Teamwork worked well at Whitefriars with Harry’s design flair and understanding of glass and chair blowing producing often organic shapes, which were naturally within the skills of a good “gaffer”. The chair system being a hierarchy gave incentive for the development of outstanding skill. The chair would experiment with shapes and decorative gimmicks or novel finishes like refractory metal inclusions or new opal colours; he even watched the latest tableware blown to catch the “moment of the perfect shape”. The objective was to win a prize at the exhibitions, which gained publicity and kudos.

Joseph Leicester was the virtuoso glass blower in the land and the glass he showed in 1869 at the Society of Arts caused a sensation. It displayed amazing sophistication of colour and surface and is now in the Victoria & Albert Museum.

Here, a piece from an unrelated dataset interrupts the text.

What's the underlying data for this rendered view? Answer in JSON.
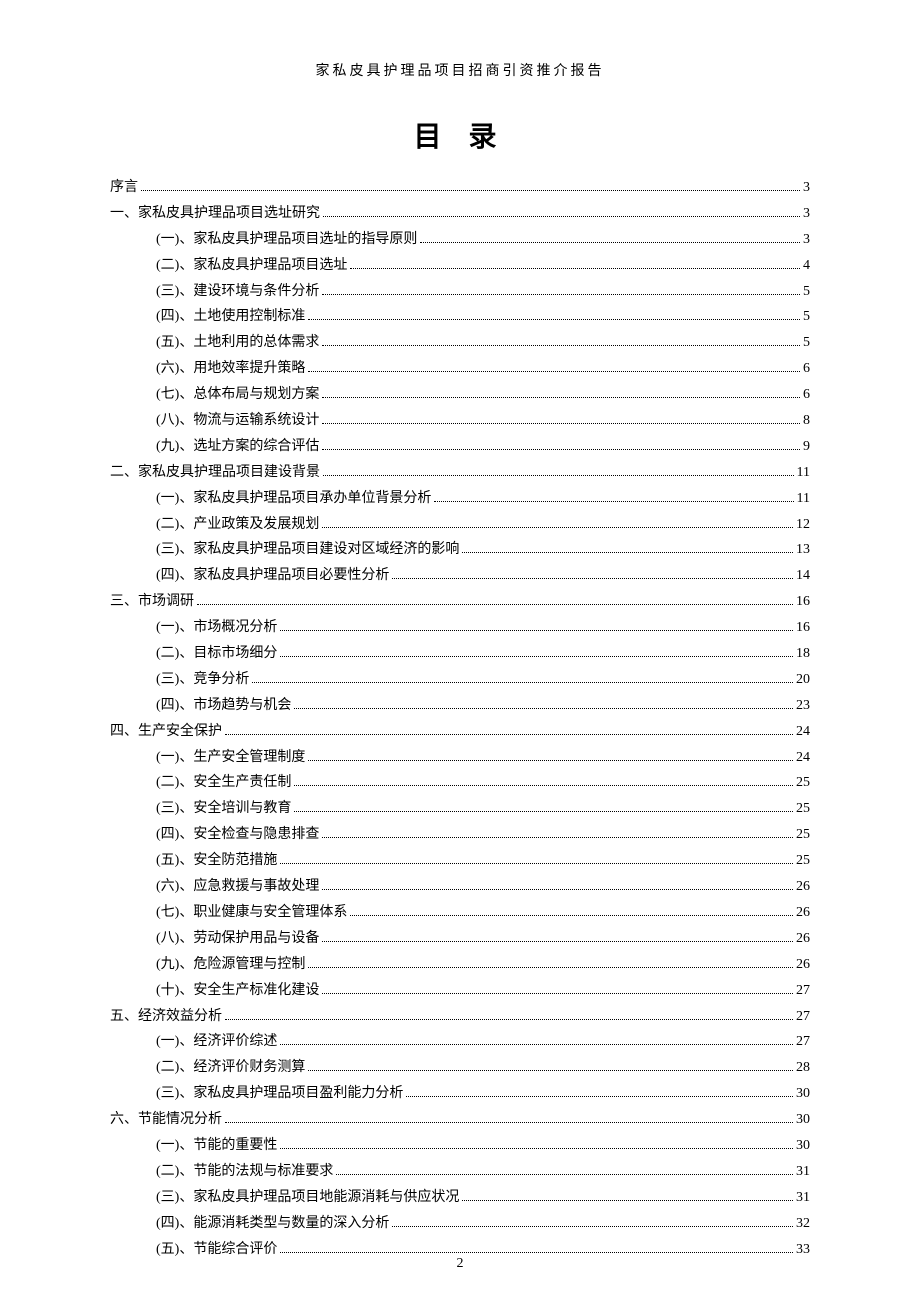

At home clients and colleagues were made through the Arts & Crafts Exhibition Society where Harry was a founder member making a huge number of trade contacts who were like minded in their Ruskinian ideal. A glance at the 1899 Order Book confirms the wisdom of Harry’s long-term promotional policies, which kept Whitefriars at the fashionable end of glass making. It was an age when beauty was being created in many mediums and Whitefriars with contracts through Morris and the great Pre-Raphaelite painters had contact with great architects and designers, remaining at the top of the trade in beautiful glass as a glance at the records reveals.

But the use of historic designs from the “Glasses with Histories” sketchbook was backed up by a fabulous library inventory in early 1900's, which lists design sources for glass shapes, windows and mosaics [opus sectile]. But the business was not all about novelty and innovation for there are only so many shapes that can be satisfactorily hand blown and slight variations are all that is needed to bring a service up to date.

Some of Harry’s designs last for over 50 years and many for 25. Some of the finest simple designs seem to enjoy the longest popularity adapting well to new colours that were introduced in the 20s and 30s, even to ruby in the 40s.

Similarly the slightly neutral colours like sea green had a long life whilst clear glass has always been in demand. A classic example of the use of flint and soft green was Gertrude Jekyll’s range of flower vases made in simple shapes to complement the flowers. These were commissioned by James Green, a London retailer and proved popular as the “Munstead Range” from 1884 until the First World War using vertical ribbing to exaggerate the optical qualities of the water C/F Cat.No’s 37, 37a, 123 & 420.


In 1910 Wedgwood moved to Powell’s showrooms. Old patterns in Cream ware were revived and given a contemporary tweak by their cousins, the artists and designers Alfred and Louise Powell. They were identified by a J.P.S. mark. This business was a significant part of Powell’s turnover for 10 to 15 years.

Article Written By Willie Clegg

About the Author

Willie Clegg is an experienced specialist dealer Whitefriars glass.
Willie is extremely knowledgeable in his field of expertise and regularly exhibits at
the National Glass Collectors Fair.


Please note that the content of this article is the sole intellectual property of the author. No reproduction or reference to the text of this article may be made without the express permission of the author.

Return to Glass Archive >>>